The focus was on two things: transitioning teens, and insurance. The audience and I were riveted to speaker Jeff Leiken, who delved into the world of teenage boys and the lack of motivation, growth and development; their sense of hopelessness and addiction to video games. Bold subject, but backed by research: video gaming is altering the moods and even the wiring of our kids’ brains. Jeff pointed out how life is passing our kids by, how much they are missing by isolating themselves from others and socializing purely through the computer. Not healthy. And as we adults indulge our kids, we keep them from interacting with other adults, where they can explore possible mentors on which to model their lives. Jeff encouraged us to ask our teens tough questions: who are their role models for leadership—Kobe Bryant or Nelson Mandela? Guys whom own stuff or guys who change the world? What movies do you watch: how do you feel afterwards? Which movies inspire you?
The talk was so good that parents congregated in the hallways afterwards, sharing concerns about their own children. And we didn’t even touch upon hemophilia!
On Sunday, there was a three-hour insurance symposium. I spoke about the history of our current insurance challenges: when did this all start, how does hemophilia fit in and what do parents need to know from history? Mike Bradley, Vice President, Healthcare Economics and Reimbursement at Baxter BioScience, spoke about current health care reform, specifically the Patient Protection and Affordable Care Act. Mike pointed out the many components of the plan, and stressed the positive aspects of not having lifetime limits or preexisting condition clauses. But he also reminded us that the “devil is in the details,” and many details remain to be settled. He left us with a list of resources to check, including: your employer’s Human Resources Department, current insurance company, specialty pharmacy provider, the Bleeding Disorders Legal Hotline (800-520-6154), and HTC Social Worker, if you have one.
(Photos: Cindy Komar, Kisa Carter, Mike Bradley, Laurie Kelley; Michelle of HFA with a great giveaway!)
And visit www.healthcare.gov for a good explanation of the new legislation.
Last speaker was Kisa Carter, director of Public Policy for Hemophilia Federation of America (HFA). Kisa stressed how parents and patients can get more involved on many levels in supporting their state to advocate to protect access to health care. One thing we worry about is the backlash from the current legislation: will premiums rise? Will out of pocket expenses increase?
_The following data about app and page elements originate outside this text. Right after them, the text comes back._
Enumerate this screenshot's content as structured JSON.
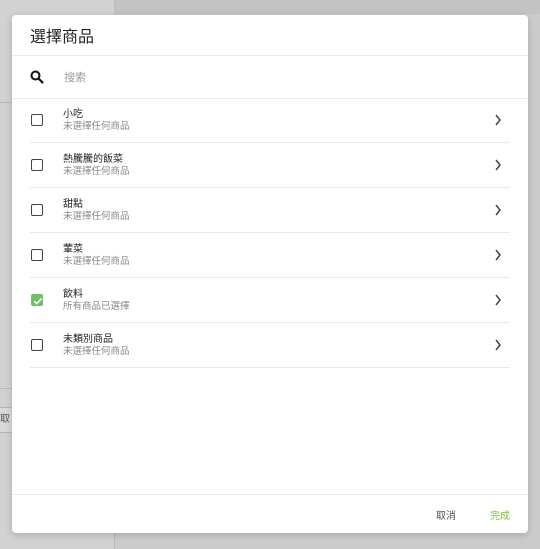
{
  "background": {
    "cancel_fragment": "取消"
  },
  "dialog": {
    "title": "選擇商品",
    "search": {
      "placeholder": "搜索",
      "value": ""
    },
    "items": [
      {
        "title": "小吃",
        "subtitle": "未選擇任何商品",
        "checked": false
      },
      {
        "title": "熱騰騰的飯菜",
        "subtitle": "未選擇任何商品",
        "checked": false
      },
      {
        "title": "甜點",
        "subtitle": "未選擇任何商品",
        "checked": false
      },
      {
        "title": "葷菜",
        "subtitle": "未選擇任何商品",
        "checked": false
      },
      {
        "title": "飲料",
        "subtitle": "所有商品已選擇",
        "checked": true
      },
      {
        "title": "未類別商品",
        "subtitle": "未選擇任何商品",
        "checked": false
      }
    ],
    "footer": {
      "cancel_label": "取消",
      "done_label": "完成"
    }
  },
  "colors": {
    "accent_green": "#70c163",
    "done_text": "#7bbf3a"
  },
  "icons": {
    "search": "search-icon",
    "chevron": "chevron-right-icon",
    "check": "checkmark-icon"
  }
}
These are the things we must protect against.
Congratulations to Cindy Komar and her board of directors for a well planned event, with attentive families and great logistics. It’s a pleasure to visit Arizona, and this Association. (Photos to follow after I get home!)
Posted by Laurie Kelley at 12:08 AM